EMISSIONS in NHS Forth Valley have been slashed by a third as the health board made good progress in the drive towards net zero.

The findings, published in NHS Forth Valley’s Annual Climate Emergency and Sustainability report, revealed a 36 per cent reduction in emissions compared with the data from 2014/15.

The report also highlighted the ongoing work to improve the energy performance of Forth Valley Royal Hospital, which accounts for half of the health board’s total energy consumption.

NHS Forth Valley have also made progress in making the switch from petrol and diesel fuelled cars to a fully electric fleet by 2025, with 46 electric vehicles already part of the fleet.

Electric charging points have been installed in hospital and health centre car parks, with support in place to help staff switch to more sustainable ways of travelling to work.

Derek Jarvie, head of climate change and sustainability at NHS Forth Valley, said: “A wide range of actions are underway across the organisation to help create more sustainable health services.

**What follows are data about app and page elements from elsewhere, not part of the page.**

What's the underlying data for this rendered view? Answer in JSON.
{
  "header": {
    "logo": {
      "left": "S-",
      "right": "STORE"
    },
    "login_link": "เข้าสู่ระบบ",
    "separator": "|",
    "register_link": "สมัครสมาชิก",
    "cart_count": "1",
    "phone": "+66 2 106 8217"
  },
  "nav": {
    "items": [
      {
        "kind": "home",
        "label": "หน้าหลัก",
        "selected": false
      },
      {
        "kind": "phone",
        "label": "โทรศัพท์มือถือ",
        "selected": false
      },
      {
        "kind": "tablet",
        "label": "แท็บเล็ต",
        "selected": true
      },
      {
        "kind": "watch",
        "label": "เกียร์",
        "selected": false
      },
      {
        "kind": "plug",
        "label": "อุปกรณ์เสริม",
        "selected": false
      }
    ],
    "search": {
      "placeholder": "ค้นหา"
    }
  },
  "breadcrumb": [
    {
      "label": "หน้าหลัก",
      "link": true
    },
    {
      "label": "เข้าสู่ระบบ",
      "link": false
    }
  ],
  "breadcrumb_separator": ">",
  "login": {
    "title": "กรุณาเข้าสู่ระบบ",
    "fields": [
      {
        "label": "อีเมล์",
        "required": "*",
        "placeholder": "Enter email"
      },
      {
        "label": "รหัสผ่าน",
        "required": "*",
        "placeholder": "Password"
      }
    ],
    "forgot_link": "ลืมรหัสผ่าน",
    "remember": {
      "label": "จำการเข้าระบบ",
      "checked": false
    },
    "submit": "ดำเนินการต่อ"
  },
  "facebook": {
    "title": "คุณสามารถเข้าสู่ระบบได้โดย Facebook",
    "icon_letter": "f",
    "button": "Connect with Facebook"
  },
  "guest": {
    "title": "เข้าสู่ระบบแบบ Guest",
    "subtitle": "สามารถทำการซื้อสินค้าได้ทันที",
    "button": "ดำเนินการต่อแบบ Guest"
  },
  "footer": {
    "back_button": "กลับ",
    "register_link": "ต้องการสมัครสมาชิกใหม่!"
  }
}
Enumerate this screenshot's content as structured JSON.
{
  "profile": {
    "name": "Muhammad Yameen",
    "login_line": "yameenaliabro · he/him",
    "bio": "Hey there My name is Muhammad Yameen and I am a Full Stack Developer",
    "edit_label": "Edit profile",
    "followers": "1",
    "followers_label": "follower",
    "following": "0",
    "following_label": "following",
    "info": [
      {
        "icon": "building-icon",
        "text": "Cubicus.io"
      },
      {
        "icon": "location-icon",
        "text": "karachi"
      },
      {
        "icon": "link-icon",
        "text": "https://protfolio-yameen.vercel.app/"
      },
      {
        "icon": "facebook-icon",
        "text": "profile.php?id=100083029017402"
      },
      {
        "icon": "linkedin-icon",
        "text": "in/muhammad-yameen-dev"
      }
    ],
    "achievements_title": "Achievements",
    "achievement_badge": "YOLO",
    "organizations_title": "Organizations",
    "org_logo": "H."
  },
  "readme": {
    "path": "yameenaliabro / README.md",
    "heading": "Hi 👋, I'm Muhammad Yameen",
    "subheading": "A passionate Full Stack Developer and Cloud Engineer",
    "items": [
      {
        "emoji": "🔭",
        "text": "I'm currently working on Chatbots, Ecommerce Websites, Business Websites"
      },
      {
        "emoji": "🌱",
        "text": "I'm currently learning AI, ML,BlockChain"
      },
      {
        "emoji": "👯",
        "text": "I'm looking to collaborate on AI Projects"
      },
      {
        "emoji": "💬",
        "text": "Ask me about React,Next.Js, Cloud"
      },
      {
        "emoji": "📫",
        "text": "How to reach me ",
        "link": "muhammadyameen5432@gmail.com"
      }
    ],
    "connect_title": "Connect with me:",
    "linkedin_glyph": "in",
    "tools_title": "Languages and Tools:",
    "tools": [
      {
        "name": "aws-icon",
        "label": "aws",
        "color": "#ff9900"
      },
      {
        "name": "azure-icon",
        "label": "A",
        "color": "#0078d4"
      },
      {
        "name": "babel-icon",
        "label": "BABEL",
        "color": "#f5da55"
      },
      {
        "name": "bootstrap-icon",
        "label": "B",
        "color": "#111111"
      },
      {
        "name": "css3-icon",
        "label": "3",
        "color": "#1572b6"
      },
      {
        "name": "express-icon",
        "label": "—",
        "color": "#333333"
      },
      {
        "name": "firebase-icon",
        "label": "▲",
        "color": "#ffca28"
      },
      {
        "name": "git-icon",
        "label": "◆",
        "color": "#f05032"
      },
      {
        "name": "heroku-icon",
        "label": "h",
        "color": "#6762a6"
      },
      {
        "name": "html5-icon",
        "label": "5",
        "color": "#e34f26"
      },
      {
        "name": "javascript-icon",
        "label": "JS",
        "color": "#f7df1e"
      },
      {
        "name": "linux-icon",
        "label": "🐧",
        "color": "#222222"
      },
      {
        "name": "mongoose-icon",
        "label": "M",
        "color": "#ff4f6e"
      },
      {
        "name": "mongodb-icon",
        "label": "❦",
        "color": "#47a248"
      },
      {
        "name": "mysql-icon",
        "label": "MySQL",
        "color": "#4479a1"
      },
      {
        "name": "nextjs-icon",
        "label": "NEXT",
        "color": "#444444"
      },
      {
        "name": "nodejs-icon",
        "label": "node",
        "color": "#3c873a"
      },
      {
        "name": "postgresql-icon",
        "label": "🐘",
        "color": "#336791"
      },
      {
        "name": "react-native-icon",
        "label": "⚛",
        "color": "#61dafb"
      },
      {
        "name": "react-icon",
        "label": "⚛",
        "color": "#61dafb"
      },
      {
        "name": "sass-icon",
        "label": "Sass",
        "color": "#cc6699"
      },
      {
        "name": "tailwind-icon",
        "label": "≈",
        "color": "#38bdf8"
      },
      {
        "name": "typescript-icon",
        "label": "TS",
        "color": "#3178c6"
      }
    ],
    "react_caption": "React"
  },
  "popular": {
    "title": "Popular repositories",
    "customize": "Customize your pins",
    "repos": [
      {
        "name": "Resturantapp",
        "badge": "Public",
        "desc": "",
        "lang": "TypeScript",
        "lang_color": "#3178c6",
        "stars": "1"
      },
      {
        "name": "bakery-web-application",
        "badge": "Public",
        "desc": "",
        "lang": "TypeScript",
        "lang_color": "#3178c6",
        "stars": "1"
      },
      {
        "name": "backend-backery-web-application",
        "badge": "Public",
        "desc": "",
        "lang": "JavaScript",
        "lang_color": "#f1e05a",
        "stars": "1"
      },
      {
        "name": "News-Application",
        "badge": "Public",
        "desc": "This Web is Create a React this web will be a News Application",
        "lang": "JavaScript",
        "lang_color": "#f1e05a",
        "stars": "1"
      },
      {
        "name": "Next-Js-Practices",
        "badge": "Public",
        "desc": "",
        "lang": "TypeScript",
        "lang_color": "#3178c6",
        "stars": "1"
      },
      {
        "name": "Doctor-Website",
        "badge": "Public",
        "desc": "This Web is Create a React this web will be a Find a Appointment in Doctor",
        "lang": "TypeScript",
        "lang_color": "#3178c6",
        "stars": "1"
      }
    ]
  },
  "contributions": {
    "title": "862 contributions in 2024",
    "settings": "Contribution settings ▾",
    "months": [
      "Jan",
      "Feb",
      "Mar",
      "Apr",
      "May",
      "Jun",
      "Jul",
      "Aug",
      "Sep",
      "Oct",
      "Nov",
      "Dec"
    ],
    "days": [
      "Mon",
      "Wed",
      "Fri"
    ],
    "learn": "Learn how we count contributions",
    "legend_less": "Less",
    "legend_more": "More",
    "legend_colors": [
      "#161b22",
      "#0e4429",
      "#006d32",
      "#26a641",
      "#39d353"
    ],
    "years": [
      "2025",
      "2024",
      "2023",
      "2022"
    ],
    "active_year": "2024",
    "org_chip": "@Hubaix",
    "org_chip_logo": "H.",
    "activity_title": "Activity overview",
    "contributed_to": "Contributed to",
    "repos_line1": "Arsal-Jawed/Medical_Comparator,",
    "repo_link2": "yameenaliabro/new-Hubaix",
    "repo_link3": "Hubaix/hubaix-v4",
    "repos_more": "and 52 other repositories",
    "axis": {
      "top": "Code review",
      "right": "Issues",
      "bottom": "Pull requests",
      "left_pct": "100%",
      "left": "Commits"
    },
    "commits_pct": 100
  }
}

“Nevertheless, achieving these aims will require an unprecedented shift in how healthcare is delivered, and everyone has a role to play.

“NHS Forth Valley will continue to build on the great work that has already been done, scale up activity and harness the energy and enthusiasm of local staff, patients and visitors to help deliver the changes required.”

These changes form part of the Scottish Government’s Climate Emergency and Sustainability Strategy for NHS Scotland which aims to be a net-zero health service by 2040.